Baby Boomer Footage
When JFK was shot part of my father died too.
His blood tears splattered across my childhood.
Holding my hand, his evening scotch drained,
the beginning of the end he would say over and over
watching the fuzzy black and white. Mysterious
new words, ominous phrases, soon probed the psyche.
VC, Charlie, Sirhan Sirhan, James Earl Ray, TV body counts,
Billy clubs and riot gear, teargas canisters, Black
Panther rallies, Haight-Ashbury where handcuffed hippies
flashed the victory sign, peace and love, from backseats of police cars,
while camouflaged boys half a world away suddenly appeared
crouched in pockets of swirling jungle grass, trading
body bags for ammo cases, M60 tracer rounds
strafing murky treelines on our bigbox color Magnavox.
In a Foreign Country
Beautiful are the strange trees
white with dust on either side of the road
as the artillery transports thunder over the hill
into the valley of fires. It is a desert evening
and we are eating rations in the shadow
of a shelled wall, swatting at flies,
reading letters from home, the names
of the day’s dead still warm in our mouths,
O’Leary, Holden, Crane, hunched in the dust,
hoping to sleep an hour before the bitter morning,
though, by now, we know the deep sleep of love
can never happen here, our slumbers broken
by the terrible screams that followed us out,
and won’t stop, or return with us to the flames.
Finding Spring Where You Are
Spring in my Saint Paul is a really sheet of paper
waiting for winter fields to seed, catalogs
for tractor parts arriving by UPS, grocery lists
added to and subtracted from checking late
April pantries, the brick hum of snowbanks
dissolving, the local measurements made,
sun angle and shadow length, mud scraped
from boots, descriptions of breaking ice,
timber piled in thawing estuaries, evening pipes
and whiskey snifters, prairie winds cutting a trail east,
Ivanhoe to Red Wing, an old woman knitting
by firelight, blue stars rising over a million lakes,
the remote icy roads we drove across in snow chains
a month ago, coloring now with starry phlox and wild violets.
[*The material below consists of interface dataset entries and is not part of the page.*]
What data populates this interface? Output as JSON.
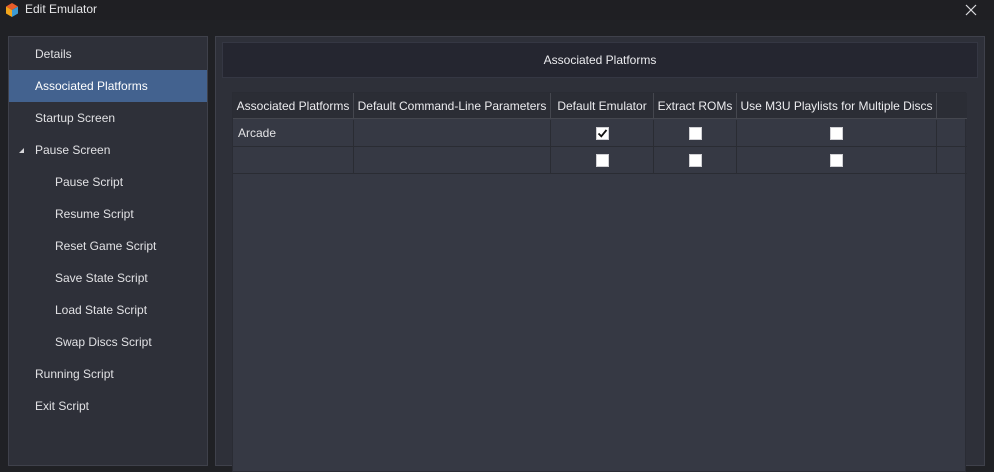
{
  "window": {
    "title": "Edit Emulator",
    "app_icon": "box-icon",
    "close_icon": "close-icon"
  },
  "sidebar": {
    "items": [
      {
        "label": "Details",
        "level": 0,
        "selected": false
      },
      {
        "label": "Associated Platforms",
        "level": 0,
        "selected": true
      },
      {
        "label": "Startup Screen",
        "level": 0,
        "selected": false
      },
      {
        "label": "Pause Screen",
        "level": 0,
        "selected": false,
        "expanded": true
      },
      {
        "label": "Pause Script",
        "level": 1,
        "selected": false
      },
      {
        "label": "Resume Script",
        "level": 1,
        "selected": false
      },
      {
        "label": "Reset Game Script",
        "level": 1,
        "selected": false
      },
      {
        "label": "Save State Script",
        "level": 1,
        "selected": false
      },
      {
        "label": "Load State Script",
        "level": 1,
        "selected": false
      },
      {
        "label": "Swap Discs Script",
        "level": 1,
        "selected": false
      },
      {
        "label": "Running Script",
        "level": 0,
        "selected": false
      },
      {
        "label": "Exit Script",
        "level": 0,
        "selected": false
      }
    ]
  },
  "main": {
    "header": "Associated Platforms",
    "table": {
      "columns": [
        "Associated Platforms",
        "Default Command-Line Parameters",
        "Default Emulator",
        "Extract ROMs",
        "Use M3U Playlists for Multiple Discs"
      ],
      "rows": [
        {
          "platform": "Arcade",
          "params": "",
          "default_emulator": true,
          "extract_roms": false,
          "use_m3u": false
        },
        {
          "platform": "",
          "params": "",
          "default_emulator": false,
          "extract_roms": false,
          "use_m3u": false
        }
      ]
    }
  },
  "colors": {
    "selected_item": "#43628f",
    "panel": "#2e3039",
    "grid": "#363944"
  }
}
Mike Pantano has poems in or is forthcoming in Third Wednesday, San Pedro River Review, the Museum of Americana, Gravel, Flint Hills Review, Slipstream and elsewhere. A husband and father, he lives with his wife and an assortment of spoiled pets in Cincinnati, Ohio.